[[ Information provided, beginning ]]

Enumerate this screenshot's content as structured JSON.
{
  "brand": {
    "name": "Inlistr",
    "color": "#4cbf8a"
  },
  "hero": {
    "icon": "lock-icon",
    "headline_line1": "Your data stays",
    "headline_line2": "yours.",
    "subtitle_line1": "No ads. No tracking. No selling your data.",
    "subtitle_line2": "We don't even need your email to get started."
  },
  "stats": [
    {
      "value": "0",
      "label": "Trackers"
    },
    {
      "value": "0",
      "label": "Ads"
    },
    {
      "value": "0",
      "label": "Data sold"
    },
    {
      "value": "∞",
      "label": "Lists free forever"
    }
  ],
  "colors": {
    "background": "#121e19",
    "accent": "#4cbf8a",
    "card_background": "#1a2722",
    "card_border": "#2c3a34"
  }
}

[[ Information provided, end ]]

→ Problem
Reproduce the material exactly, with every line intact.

→ Written solution
Enumerate this screenshot's content as structured JSON.
{
  "brand": {
    "name": "Inlistr",
    "color": "#4cbf8a"
  },
  "hero": {
    "icon": "lock-icon",
    "headline_line1": "Your data stays",
    "headline_line2": "yours.",
    "subtitle_line1": "No ads. No tracking. No selling your data.",
    "subtitle_line2": "We don't even need your email to get started."
  },
  "stats": [
    {
      "value": "0",
      "label": "Trackers"
    },
    {
      "value": "0",
      "label": "Ads"
    },
    {
      "value": "0",
      "label": "Data sold"
    },
    {
      "value": "∞",
      "label": "Lists free forever"
    }
  ],
  "colors": {
    "background": "#121e19",
    "accent": "#4cbf8a",
    "card_background": "#1a2722",
    "card_border": "#2c3a34"
  }
}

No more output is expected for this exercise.